Christine Ritchie, MD, MSPH, is Professor of Medicine at Harvard Medical School, the Kenneth L. Minaker Chair in Geriatrics in the Division of Palliative Care and Geriatric Medicine at Massachusetts General Hospital (MGH), and the Director of the Mongan Institute Center for Aging and Serious Illness. She is a board-certified geriatrician, palliative care physician and health services researcher who conducts research focused on optimizing quality of life for those with chronic serious illness, with a particular focus on those living with multiple chronic conditions and those living with dementia, along with their care partners.
Paying for participating in social-behavioral studies – practical and ethical considerations
Paying people to participate in social-behavioral research is a very common practice. However, because of the sensitivity of the research area, the uniqueness of some of the research participants, the need to include anonymous participants, and the diverse ways that research data are collected, paying people in SBER studies create some of their own challenges. This presentation will explore the practical and ethical considerations for paying participants in SBER.
Speaker: Celia B. Fisher, PhD
Marie Ward Doty University Chair in Ethics, Professor of Psychology, Director, Center for Ethics Education and the HIV/Drug Abuse Prevention Research Ethics Institute, Fordham University

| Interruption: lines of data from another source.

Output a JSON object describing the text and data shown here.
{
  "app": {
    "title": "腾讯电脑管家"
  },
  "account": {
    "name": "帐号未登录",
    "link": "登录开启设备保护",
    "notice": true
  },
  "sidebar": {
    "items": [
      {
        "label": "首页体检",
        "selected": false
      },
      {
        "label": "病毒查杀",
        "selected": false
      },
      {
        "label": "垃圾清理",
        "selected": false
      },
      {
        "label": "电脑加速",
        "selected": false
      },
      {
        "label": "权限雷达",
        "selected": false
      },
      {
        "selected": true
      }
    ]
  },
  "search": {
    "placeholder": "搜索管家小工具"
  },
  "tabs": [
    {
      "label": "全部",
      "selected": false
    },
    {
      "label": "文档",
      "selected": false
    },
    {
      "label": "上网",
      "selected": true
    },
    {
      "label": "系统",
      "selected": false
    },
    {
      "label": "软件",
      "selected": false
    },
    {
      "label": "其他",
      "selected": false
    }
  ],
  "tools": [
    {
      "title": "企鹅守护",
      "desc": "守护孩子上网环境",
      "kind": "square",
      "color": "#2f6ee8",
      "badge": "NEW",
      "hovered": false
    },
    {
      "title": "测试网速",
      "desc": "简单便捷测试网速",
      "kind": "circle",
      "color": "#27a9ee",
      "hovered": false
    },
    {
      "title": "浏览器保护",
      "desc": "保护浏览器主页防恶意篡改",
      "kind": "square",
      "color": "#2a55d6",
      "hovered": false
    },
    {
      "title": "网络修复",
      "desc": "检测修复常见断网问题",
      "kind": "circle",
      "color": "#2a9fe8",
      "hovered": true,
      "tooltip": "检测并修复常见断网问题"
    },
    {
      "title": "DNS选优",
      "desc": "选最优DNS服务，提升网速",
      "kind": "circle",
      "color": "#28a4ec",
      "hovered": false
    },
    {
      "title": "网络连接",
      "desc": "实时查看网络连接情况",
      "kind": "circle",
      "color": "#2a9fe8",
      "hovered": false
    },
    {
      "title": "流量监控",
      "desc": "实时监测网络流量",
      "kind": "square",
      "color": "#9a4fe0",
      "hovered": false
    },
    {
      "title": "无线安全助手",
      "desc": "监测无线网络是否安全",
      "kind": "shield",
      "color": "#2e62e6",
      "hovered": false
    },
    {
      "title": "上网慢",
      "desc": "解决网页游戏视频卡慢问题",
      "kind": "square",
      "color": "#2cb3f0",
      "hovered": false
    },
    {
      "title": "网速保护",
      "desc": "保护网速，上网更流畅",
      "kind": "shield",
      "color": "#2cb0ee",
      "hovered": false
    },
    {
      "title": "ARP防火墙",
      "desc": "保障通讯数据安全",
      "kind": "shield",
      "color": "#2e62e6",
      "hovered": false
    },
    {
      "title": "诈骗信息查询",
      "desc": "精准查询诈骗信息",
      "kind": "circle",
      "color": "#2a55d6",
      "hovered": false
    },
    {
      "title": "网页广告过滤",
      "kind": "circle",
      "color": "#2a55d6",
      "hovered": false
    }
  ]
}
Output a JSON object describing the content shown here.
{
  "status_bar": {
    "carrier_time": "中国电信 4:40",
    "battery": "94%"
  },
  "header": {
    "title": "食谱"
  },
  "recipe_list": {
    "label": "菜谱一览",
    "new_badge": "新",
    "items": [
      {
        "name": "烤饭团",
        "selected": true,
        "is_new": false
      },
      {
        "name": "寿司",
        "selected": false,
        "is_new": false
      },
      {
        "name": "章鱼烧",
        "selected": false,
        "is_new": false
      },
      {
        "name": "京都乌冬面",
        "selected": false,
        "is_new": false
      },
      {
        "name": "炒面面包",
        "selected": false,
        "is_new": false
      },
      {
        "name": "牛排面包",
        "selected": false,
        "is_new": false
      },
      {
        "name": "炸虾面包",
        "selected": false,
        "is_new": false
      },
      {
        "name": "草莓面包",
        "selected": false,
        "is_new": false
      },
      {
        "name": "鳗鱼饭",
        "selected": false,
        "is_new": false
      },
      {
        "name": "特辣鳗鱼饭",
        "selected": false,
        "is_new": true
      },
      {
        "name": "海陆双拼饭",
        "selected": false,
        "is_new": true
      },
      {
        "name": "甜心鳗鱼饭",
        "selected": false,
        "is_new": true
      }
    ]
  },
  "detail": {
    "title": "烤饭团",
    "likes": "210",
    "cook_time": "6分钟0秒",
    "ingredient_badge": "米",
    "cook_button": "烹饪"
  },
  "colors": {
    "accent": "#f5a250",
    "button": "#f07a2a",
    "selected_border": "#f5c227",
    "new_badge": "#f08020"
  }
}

Celia B. Fisher, Ph.D. is the Marie Ward Doty University Chair in Ethics, Professor of Psychology and the founding Director of the Fordham University Center for Ethics Education and the NIDA funded HIV and Drug Abuse Prevention Research Ethics Institute. She has chaired numerous ethics committees including for the American Psychological Association, the Society for Research in Child Development, and the American Public Health Association and served as a member of numerous federal and NIH committees including SACHRP, the NIH ABCD and the HEALing Communities studies, and chaired the Environmental Protection Agency’s Human Studies Review Board. She is the author of Decoding the Ethics Code: A Practical Guide for Psychologists now in its 5th edition, has over 300 publications and 8 edited volumes on the rights and welfare of racial and sexual and gender minority children and adults and her research has been supported by NIDA, NICHD, NIAID, NIAAA, NIMHD, and NSF. She is a Fellow of the American Association for the Advancement of Science. Her awards include the Lifetime Achievement Award for Excellence in Human Research Protections and the America Psychological Association Award for Outstanding Contributions to Ethics Education.
It’s not all about the Benjamins– other hurdles presented by research participation, and why payment won’t resolve them
Payment for research is often sold as the silver bullet to address imbalanced participation in clinical trials. Is lack of payment for research participation the only reason clinical trials are not ethnically, racially, and socioeconomically diverse? What role do logistical burdens that research studies present play? How does the way people think about clinical trials factor into participation decisions? How can decentralized trials and public education on research participation address issues with diversity and inclusion?
Speaker: C.K. Wang, MD
Chief Medical Officer, COTA, Inc.
C.K. Wang is a board-certified medical oncologist and the Chief Medical Officer at COTA, Inc. As CMO, he oversees the medical and research functions of COTA and is an expert in cancer care delivery, real-world data/ evidence and equity/ diversity issues in clinical trial research. Prior to COTA, Dr. Wang held numerous leadership roles at IBM Watson Health and the USMD Cancer Center.
Panel Discussion (3:15 pm - 4:00 pm, 45 mins)
Includes special guest, Jill Feldman
Lung Cancer Patient and Advocate, Co-founder EGFR Resisters